As to whether you should leave or stay in the face of danger? In my opinion, if you have the means to get out and can take your pets and family with you, then go, Don't feel guilty about leaving everyone else behind and don't worry about losing your home or having looters rob you.
I know it is easy for someone else to say, things don't matter, you can get more things, and that if you are poor you can't necessarily get more things when it took you a lifetime to get what little you have, but it is always better to ere on the side of caution than to be stupid and stay and walk around in a storm that hasn't quite finished dumping on you yet!
Thankfully all of my pets survived and we did not receive a direct hit. Forecasters are already fear mongering us that hurricane Jose will hit and destroy us and we grow weary of those who cry wolf when it's only a chihuahua. Though those little dogs can be fierce and have a painfully sharp bite!
It's hard not to panic and stress when you fear for your life and property. If you have the means to help someone who has suffered, no matter how their lives were torn apart or damaged, definitely do what you can, even if it is only to pray or invent some tool to prevent a volcano from erupting on a populated city.
As for me, I am really tempted to go live somewhere away from floods and fires, but I suppose no place is totally safe from natural disasters. It is easy to get caught up in the fear. There are killer bees, rabid animals, rising tides, massive oil spills, whole cities laid to waste by mining and poisoning the land. It is enough to make anyone sick with worry, but you have to focus on the good things and concentrate on what you can do, not what you can't.
If you were in the path of the storm and bought non-perishable food and water that you haven't consumed yet, consider donating it to someone who is still without power or cannot move back into their home. It may not be much, but if everyone gives something back to help those in need, it might help the recovery go a little faster and if you are the praying type, please pray that no more hurricanes threaten anyone any time soon. The stress of expectation of what it can do is almost as devastating as what it actually will do and most of us have had our share of bad things for a while now.
Pray that North Korea settles down, Russia stops meddling in American Politics, people stop shooting and abusing other people just because they can.

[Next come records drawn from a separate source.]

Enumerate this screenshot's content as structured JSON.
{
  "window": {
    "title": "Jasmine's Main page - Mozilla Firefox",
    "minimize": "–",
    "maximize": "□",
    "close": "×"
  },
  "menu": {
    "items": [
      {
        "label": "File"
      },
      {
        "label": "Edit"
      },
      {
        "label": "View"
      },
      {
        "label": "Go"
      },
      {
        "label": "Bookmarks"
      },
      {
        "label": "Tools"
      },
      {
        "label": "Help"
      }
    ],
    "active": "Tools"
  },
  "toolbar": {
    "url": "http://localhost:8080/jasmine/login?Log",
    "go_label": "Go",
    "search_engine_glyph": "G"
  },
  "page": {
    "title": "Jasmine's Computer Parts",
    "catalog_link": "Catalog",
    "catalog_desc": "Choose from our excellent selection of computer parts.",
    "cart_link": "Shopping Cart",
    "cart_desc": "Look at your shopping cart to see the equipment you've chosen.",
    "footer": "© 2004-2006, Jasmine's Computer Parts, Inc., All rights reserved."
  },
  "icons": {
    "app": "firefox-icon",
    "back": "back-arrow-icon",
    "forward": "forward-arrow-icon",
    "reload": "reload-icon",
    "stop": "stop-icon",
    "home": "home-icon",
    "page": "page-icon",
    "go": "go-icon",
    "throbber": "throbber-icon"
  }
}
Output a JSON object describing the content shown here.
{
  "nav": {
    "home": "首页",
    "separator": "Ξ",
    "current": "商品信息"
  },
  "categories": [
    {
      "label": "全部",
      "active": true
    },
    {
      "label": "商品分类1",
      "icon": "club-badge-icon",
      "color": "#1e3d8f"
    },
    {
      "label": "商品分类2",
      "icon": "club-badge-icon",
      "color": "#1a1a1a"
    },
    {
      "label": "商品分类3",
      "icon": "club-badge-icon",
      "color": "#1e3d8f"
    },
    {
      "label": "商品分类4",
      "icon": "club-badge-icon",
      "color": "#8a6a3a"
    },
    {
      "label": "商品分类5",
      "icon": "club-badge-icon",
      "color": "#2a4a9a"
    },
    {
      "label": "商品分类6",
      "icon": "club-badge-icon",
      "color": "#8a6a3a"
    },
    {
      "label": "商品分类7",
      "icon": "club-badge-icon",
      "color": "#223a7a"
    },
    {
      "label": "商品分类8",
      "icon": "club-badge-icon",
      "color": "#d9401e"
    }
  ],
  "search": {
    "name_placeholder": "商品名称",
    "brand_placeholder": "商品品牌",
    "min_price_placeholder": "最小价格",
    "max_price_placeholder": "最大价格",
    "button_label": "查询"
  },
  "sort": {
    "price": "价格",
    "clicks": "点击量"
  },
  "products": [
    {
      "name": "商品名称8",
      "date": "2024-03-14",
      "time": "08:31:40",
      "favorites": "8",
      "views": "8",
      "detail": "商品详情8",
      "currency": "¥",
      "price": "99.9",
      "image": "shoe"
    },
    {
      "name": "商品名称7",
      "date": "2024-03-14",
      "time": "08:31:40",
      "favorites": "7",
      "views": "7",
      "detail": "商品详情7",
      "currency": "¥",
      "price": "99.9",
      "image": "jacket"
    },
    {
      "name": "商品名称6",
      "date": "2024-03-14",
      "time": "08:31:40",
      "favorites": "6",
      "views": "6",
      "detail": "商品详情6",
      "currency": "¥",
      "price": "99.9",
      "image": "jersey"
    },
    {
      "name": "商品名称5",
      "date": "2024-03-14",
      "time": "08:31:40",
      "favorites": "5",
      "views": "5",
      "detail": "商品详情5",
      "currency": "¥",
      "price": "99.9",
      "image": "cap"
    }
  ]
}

Pray that gangs, teach their followers respect and go around repairing old buildings and learning new skills to get them into the job force where they can earn a living respectfully and use their talents and abilities to help pull others out of an unpleasant life where no one wants to be.
We've all had enough of badness and hope that all these evils and incivilities, often disguised as "rights", blow on by like a weak storm that can do no damage.
Do what you can to control the storms of your own life before they overwhelm you, but don't let fear consume you. You are stronger than any storm, fiercer than any wind and rain and by your actions, you can create a better world for everyone living in it. Don't wait until the last minute to escape or find shelter, but have a plan and if plans A, B and C fail you, don't knock prayer. It has a surprising way of setting wrong things right and provides hope, comfort and peace when things go wrong. Stay safe out there and do your best to love your neighbors and help them knowing that by doing so, you make the whole world stronger, better and a kinder nation that respects all the people that live within it.